Next, target government spending on the poor and the young. In the emerging world too much cash goes to universal fuel subsidies that disproportionately favour the wealthy (in Asia) and unaffordable pensions that favour the relatively affluent (in Latin America). But the biggest target for reform is the welfare states of the rich world. Given their ageing societies, governments cannot hope to spend less on the elderly, but they can reduce the pace of increase—for instance, by raising retirement ages more dramatically and means-testing the goodies on offer. Some of the cash could go into education. The first Progressive era led to the introduction of publicly financed secondary schools; this time round the target should be pre-school education, as well as more retraining for the jobless.

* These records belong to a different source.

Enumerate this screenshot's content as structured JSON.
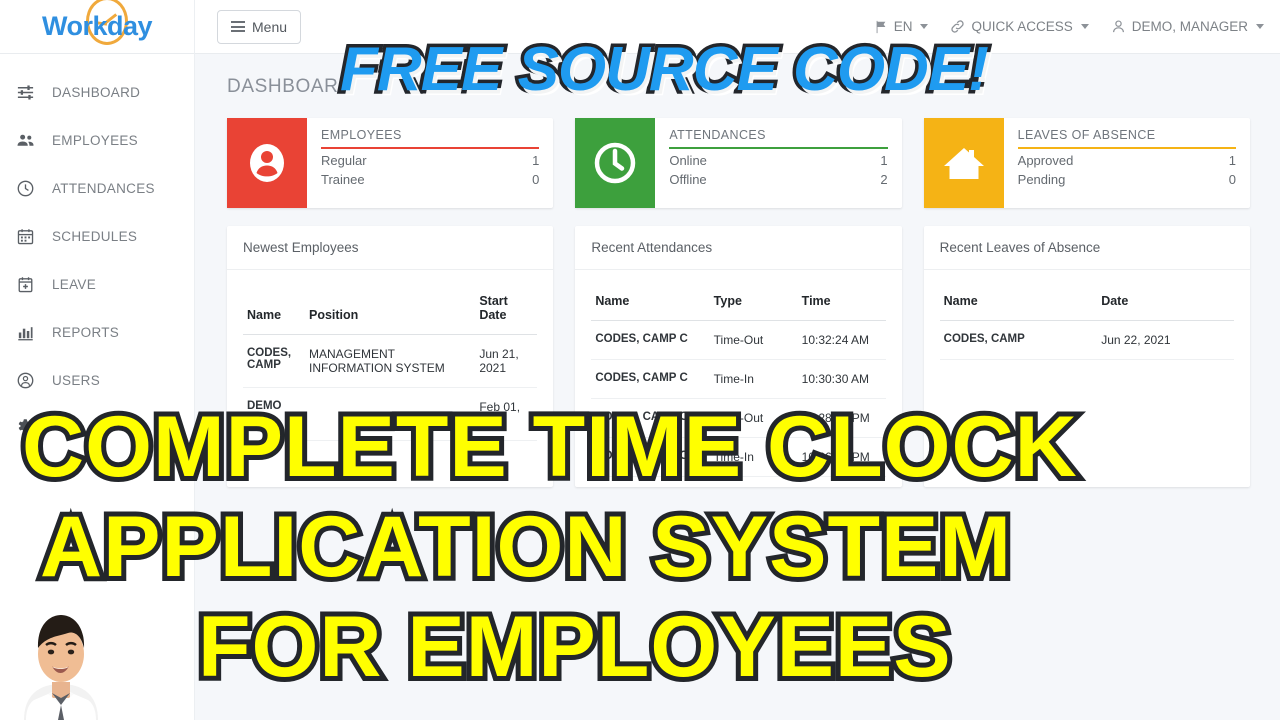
{
  "brand": {
    "name": "Workday",
    "icon": "clock-icon"
  },
  "topbar": {
    "menu_label": "Menu",
    "nav": [
      {
        "label": "EN",
        "icon": "flag-icon"
      },
      {
        "label": "QUICK ACCESS",
        "icon": "link-icon"
      },
      {
        "label": "DEMO, MANAGER",
        "icon": "user-icon"
      }
    ]
  },
  "sidebar": {
    "items": [
      {
        "label": "DASHBOARD",
        "icon": "sliders-icon"
      },
      {
        "label": "EMPLOYEES",
        "icon": "people-icon"
      },
      {
        "label": "ATTENDANCES",
        "icon": "clock-icon"
      },
      {
        "label": "SCHEDULES",
        "icon": "calendar-icon"
      },
      {
        "label": "LEAVE",
        "icon": "calendar-plus-icon"
      },
      {
        "label": "REPORTS",
        "icon": "bar-chart-icon"
      },
      {
        "label": "USERS",
        "icon": "user-circle-icon"
      }
    ],
    "settings_icon": "gear-icon"
  },
  "main": {
    "page_title": "DASHBOARD",
    "cards": [
      {
        "title": "EMPLOYEES",
        "icon": "person-icon",
        "color": "#e94335",
        "rows": [
          {
            "label": "Regular",
            "value": "1"
          },
          {
            "label": "Trainee",
            "value": "0"
          }
        ]
      },
      {
        "title": "ATTENDANCES",
        "icon": "clock-icon",
        "color": "#3da03d",
        "rows": [
          {
            "label": "Online",
            "value": "1"
          },
          {
            "label": "Offline",
            "value": "2"
          }
        ]
      },
      {
        "title": "LEAVES OF ABSENCE",
        "icon": "home-icon",
        "color": "#f5b315",
        "rows": [
          {
            "label": "Approved",
            "value": "1"
          },
          {
            "label": "Pending",
            "value": "0"
          }
        ]
      }
    ],
    "panels": [
      {
        "title": "Newest Employees",
        "columns": [
          "Name",
          "Position",
          "Start Date"
        ],
        "rows": [
          {
            "name": "CODES, CAMP",
            "position": "MANAGEMENT INFORMATION SYSTEM",
            "date": "Jun 21, 2021"
          },
          {
            "name": "DEMO",
            "position": "",
            "date": "Feb 01, 2020"
          }
        ]
      },
      {
        "title": "Recent Attendances",
        "columns": [
          "Name",
          "Type",
          "Time"
        ],
        "rows": [
          {
            "name": "CODES, CAMP C",
            "type": "Time-Out",
            "time": "10:32:24 AM"
          },
          {
            "name": "CODES, CAMP C",
            "type": "Time-In",
            "time": "10:30:30 AM"
          },
          {
            "name": "CODES, CAMP C",
            "type": "Time-Out",
            "time": "10:28:10 PM"
          },
          {
            "name": "CODES, CAMP C",
            "type": "Time-In",
            "time": "10:26:32 PM"
          }
        ]
      },
      {
        "title": "Recent Leaves of Absence",
        "columns": [
          "Name",
          "Date"
        ],
        "rows": [
          {
            "name": "CODES, CAMP",
            "date": "Jun 22, 2021"
          }
        ]
      }
    ]
  },
  "overlay": {
    "headline": "FREE SOURCE CODE!",
    "line1": "COMPLETE TIME CLOCK",
    "line2": "APPLICATION SYSTEM",
    "line3": "FOR EMPLOYEES",
    "headline_color": "#1f9bf0",
    "body_color": "#ffff00"
  }
}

Last, reform taxes: not to punish the rich but to raise money more efficiently and progressively. In poorer economies, where tax avoidance is rife, the focus should be on lower rates and better enforcement. In rich ones the main gains should come from eliminating deductions that particularly benefit the wealthy (such as America’s mortgage-interest deduction); narrowing the gap between tax rates on wages and capital income; and relying more on efficient taxes that are paid disproportionately by the rich, such as some property taxes.
The Economist: “True Progressivism”

“A new form of radical centrist politics is needed to tackle inequality without hurting economic growth”

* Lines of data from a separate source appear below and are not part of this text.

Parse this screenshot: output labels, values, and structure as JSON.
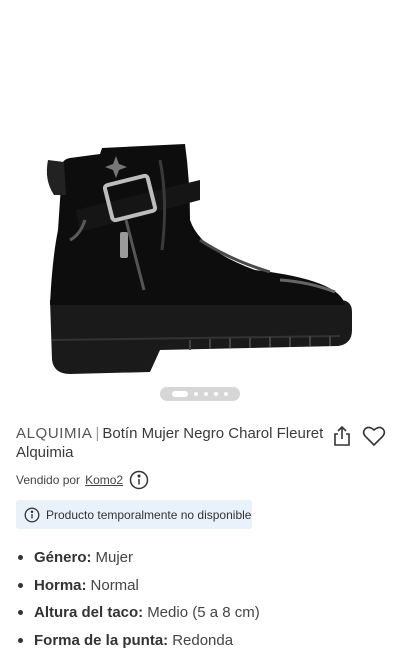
{
  "product": {
    "brand": "ALQUIMIA",
    "separator": "|",
    "name": "Botín Mujer Negro Charol Fleuret Alquimia",
    "seller_prefix": "Vendido por",
    "seller_name": "Komo2"
  },
  "availability": {
    "message": "Producto temporalmente no disponible"
  },
  "attributes": [
    {
      "label": "Género:",
      "value": "Mujer"
    },
    {
      "label": "Horma:",
      "value": "Normal"
    },
    {
      "label": "Altura del taco:",
      "value": "Medio (5 a 8 cm)"
    },
    {
      "label": "Forma de la punta:",
      "value": "Redonda"
    }
  ],
  "gallery": {
    "image_count": 5,
    "active_index": 0
  },
  "icons": {
    "share": "share-icon",
    "favorite": "heart-icon",
    "info": "info-icon"
  },
  "colors": {
    "banner_bg": "#e9f1fb",
    "indicator_bg": "#d6d6d6"
  }
}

I never was one for ready-made politics, but this is really good.

Why I read The Economist

I might have quoted this in the past, but I think this is just great:

We like free enterprise and tend to favour deregulation and privatisation. But we also like gay marriage, want to legalise drugs and disapprove of monarchy. So is the newspaper right-wing or left-wing? Neither, is the answer. . . it opposes all undue curtailment of an individual’s economic or personal freedom. But like its founders, it is not dogmatic. Where there is a liberal case for government to do something, The Economist will air it. Early in its life, its writers were keen supporters of the income tax, for example. Since then it has backed causes like universal health care and gun control. But its starting point is that government should only remove power and wealth from individuals when it has an excellent reason to do so.
The Economist explains itself: Is The Economist left- or right-wing?

“Heroes are painful, superheroes are a catastrophe.”

This, then, was one of my themes for Dune: Don’t give over all of your critical faculties to people in power, no matter how admirable those people may appear to be. Beneath the hero’s facade you will find a human being who makes human mistakes. Enormous problems arise when human mistakes are made on the grand scale available to a superhero. And sometimes you run into another problem.

It is demonstrable that power structures tend to attract people who want power for the sake of power and that a significant proportion of such people are imbalanced—in a word, insane.

That was the beginning. Heroes are painful, superheroes are a catastrophe. The mistakes of superheroes involve too many of us in disaster.
Dune Genesis by Frank Herbert

The last time I’ve read Dune is many years ago. Perhaps a new reading during my winter break is in order.